All forms of energy have risks and downsides–I reported on April 30 that a recent study showed that windmills cause global warming (rightwinggranny.com). We know that windmills are a danger to certain birds. Man has been looking for the perpetual motion machine for a long time. It doesn’t exist–either in machine form or in energy form. Energy independence is a national security issue as well as an environmental issue. It’s time to grow up, face the facts, and get on with making America energy independent.

Enhanced by Zemanta

Exposing The Lies In The President’s Energy Speech

Yesterday Investors.com posted its fact check on President Obama’s recent energy speech. They noted five lies and posted the relevant facts.

Here is the summary:

1. The President claimed that he was focused on production. Actually, the current increase in production is due to the actions of the Bush Administration before President Obama took office. President Obama has closed down exploration and slowed down the issuing of permits for offshore drilling.

2. The President stated that America has 2 percent of the world’s oil reserves, but consumes more that one fifth of the world’s oil. Actually, the U.S. has a mind-boggling 1.4 trillion barrels of oil, enough to “fuel the present needs in the U.S. for around 250 years,” according to the Institute for Energy Research.

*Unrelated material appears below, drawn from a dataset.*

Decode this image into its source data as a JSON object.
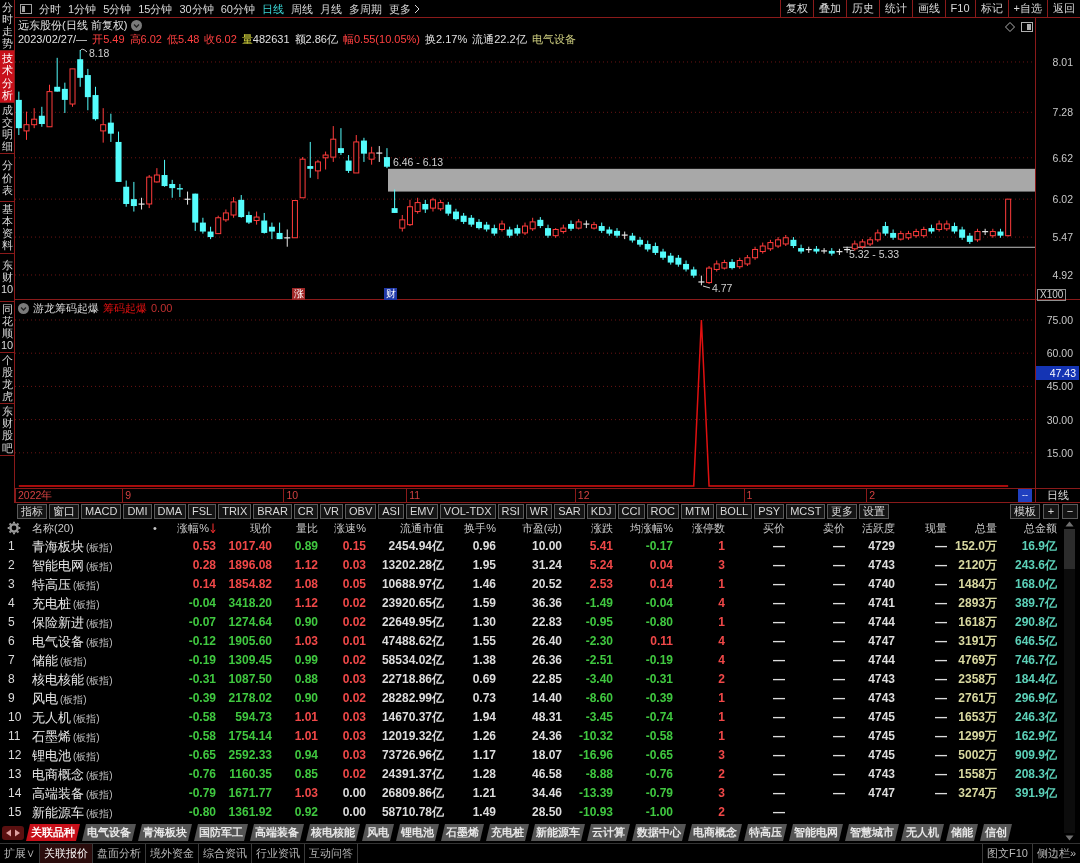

The problem is the government has put most of this supply off limits.

3. The President stated, “Because of the investments we’ve made, the use of clean, renewable energy in this country has nearly doubled.” According to the Federal Energy Information Administration (EIA), production of renewable energy increased 12% between 2008 and 2011.

4. The President stated, “We need to double-down on a clean energy industry that’s never been more promising.” According to the EIA, renewable energy will account for just 13% of U.S. energy production by 2035.

5. The President stated, “There are no short-term silver bullets when it comes to gas prices.”

The article reminds us:

Obama could drive down oil prices right now simply by announcing a more aggressive effort to boost domestic supplies. When President Bush lifted a moratorium in 2008, oil prices immediately fell $9 a barrel.

President Obama’s nose is growing.

 

Enhanced by Zemanta

Are Oil Companies Really The Greedy Ones ?

Below is a chart from the American Petroleum Institute showing gasoline taxes acoss the country.

Oil companies produce a product. They employ people in the production of that product. What oil product does the government produce? It would be interesting to compare what the oil companies make on a gallon of gasoline versus what the government makes on a gallon of gas.

Enhanced by Zemanta

Overlooking The Obvious In Dealing With High Unemployment

A coal mine in Wyoming, United States. The Uni...

Image via Wikipedia

John HInderaker at Power Line posted an article yesterday about a simple solution to the high unemployment numbers we currently have in America. Developing America’s domestic energy sources would not only employ people, it would have many other positive side effects on the economy. This is one of the charts from the article:

The increased employment that would result from developing America’s domestic energy resources would result in more taxpayers paying taxes. Developing domestic energy sources would also result in lower energy costs to Americans, allowing Americans to spend more money on other things, thus stimulating economic growth. Developing domestic oil resources would also help America become energy independent, rather than sending billions of dollars to people who hate us. It’s a winning situation for the country for many reasons.

Enhanced by Zemanta